Excerpts from an interface dataset ::

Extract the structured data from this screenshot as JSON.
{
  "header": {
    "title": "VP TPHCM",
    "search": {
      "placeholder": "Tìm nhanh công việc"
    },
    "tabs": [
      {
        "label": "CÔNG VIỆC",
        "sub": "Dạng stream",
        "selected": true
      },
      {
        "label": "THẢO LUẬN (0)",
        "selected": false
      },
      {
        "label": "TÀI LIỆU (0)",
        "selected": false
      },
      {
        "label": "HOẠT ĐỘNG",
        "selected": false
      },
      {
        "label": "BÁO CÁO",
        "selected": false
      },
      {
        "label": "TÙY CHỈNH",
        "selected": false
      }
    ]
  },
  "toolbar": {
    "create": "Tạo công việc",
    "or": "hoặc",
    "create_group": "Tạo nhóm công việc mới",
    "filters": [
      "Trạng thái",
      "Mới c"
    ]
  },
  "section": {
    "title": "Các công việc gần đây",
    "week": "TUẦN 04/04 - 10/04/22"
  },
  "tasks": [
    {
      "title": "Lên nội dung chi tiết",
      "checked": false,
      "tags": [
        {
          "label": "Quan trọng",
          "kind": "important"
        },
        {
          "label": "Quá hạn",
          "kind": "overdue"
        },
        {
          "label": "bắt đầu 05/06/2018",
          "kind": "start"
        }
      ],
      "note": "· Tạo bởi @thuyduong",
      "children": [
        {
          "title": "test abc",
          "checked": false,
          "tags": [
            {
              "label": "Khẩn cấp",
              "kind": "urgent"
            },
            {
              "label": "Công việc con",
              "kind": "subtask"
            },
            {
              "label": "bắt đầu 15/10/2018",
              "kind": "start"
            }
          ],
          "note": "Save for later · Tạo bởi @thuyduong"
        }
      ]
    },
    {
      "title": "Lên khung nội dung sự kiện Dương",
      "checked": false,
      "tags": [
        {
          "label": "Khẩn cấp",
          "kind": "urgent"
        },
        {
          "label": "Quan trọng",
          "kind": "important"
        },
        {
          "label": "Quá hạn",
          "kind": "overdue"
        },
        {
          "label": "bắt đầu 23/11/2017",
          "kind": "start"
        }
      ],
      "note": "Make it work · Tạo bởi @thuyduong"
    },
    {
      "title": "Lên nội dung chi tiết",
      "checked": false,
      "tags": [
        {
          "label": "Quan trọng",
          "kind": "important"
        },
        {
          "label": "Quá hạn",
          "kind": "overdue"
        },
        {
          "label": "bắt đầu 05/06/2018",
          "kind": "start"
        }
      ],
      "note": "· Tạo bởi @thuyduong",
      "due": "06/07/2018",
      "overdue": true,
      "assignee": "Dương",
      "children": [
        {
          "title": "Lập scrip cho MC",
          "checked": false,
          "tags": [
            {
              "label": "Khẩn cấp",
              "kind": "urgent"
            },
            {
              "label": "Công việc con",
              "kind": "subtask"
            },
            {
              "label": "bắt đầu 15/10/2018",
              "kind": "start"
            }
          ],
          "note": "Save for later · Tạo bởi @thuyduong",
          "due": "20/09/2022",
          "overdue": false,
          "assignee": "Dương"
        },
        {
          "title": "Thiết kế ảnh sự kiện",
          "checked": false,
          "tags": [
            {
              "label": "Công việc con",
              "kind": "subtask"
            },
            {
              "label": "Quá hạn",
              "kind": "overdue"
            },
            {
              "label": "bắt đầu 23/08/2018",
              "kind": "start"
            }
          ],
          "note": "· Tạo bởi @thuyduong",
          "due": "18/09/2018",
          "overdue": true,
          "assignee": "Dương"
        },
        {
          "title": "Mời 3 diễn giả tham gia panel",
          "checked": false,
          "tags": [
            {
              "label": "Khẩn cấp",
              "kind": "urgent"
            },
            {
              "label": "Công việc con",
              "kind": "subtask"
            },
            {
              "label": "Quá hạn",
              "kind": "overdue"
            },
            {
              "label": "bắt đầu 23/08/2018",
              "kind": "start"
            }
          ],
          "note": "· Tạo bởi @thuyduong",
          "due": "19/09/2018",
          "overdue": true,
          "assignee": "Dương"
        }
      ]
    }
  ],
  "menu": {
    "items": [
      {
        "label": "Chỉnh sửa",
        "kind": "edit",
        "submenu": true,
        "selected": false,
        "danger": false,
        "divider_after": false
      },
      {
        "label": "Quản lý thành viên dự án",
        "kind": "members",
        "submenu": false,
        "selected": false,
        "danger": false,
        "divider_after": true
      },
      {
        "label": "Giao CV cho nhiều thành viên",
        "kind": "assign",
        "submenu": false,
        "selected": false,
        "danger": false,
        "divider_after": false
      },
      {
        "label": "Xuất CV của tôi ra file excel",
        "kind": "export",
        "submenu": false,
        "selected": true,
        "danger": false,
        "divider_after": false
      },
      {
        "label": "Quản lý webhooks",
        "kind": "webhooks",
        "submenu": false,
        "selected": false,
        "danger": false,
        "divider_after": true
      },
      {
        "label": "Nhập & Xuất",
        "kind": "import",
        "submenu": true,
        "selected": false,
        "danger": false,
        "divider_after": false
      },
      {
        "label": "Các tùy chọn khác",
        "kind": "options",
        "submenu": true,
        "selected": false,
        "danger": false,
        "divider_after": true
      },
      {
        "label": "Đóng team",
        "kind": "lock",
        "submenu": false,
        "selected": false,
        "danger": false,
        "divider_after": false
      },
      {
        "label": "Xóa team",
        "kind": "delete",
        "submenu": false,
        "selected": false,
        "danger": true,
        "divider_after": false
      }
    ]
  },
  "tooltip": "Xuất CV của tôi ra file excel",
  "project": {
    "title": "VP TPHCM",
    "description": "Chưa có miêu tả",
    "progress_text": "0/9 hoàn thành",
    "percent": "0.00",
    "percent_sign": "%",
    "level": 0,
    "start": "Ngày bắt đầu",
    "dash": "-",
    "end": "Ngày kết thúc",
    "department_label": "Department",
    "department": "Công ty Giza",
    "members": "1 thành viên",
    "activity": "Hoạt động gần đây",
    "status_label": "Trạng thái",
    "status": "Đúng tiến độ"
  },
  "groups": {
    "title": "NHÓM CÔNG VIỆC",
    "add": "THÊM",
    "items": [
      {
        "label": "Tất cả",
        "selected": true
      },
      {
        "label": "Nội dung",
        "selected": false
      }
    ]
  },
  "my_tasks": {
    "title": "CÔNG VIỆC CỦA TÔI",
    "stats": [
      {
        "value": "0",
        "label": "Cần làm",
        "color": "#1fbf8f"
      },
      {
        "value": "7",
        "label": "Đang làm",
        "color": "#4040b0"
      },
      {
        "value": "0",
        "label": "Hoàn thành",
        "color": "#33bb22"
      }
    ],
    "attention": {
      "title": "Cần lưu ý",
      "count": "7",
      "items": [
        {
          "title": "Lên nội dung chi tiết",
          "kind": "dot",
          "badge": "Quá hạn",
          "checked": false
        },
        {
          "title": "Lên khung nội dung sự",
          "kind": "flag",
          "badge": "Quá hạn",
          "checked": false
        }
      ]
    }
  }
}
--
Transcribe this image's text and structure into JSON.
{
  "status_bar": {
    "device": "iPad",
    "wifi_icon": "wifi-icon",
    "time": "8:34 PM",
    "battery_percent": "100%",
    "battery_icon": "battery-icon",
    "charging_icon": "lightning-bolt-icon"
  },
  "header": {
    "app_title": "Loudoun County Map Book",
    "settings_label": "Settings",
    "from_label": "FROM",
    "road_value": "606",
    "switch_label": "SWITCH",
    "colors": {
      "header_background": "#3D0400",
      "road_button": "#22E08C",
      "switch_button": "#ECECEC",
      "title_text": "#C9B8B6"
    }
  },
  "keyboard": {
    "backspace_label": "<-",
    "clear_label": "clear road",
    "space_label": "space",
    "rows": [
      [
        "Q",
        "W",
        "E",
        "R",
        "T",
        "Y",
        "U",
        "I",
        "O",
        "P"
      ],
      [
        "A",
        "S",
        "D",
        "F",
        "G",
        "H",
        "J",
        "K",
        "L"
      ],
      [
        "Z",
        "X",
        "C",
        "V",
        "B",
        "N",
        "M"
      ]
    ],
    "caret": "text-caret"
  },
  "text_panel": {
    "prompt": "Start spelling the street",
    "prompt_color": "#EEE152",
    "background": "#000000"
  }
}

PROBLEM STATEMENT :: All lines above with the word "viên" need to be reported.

ANSWER ::
        "label": "Quản lý thành viên dự án",
        "label": "Giao CV cho nhiều thành viên",
    "members": "1 thành viên",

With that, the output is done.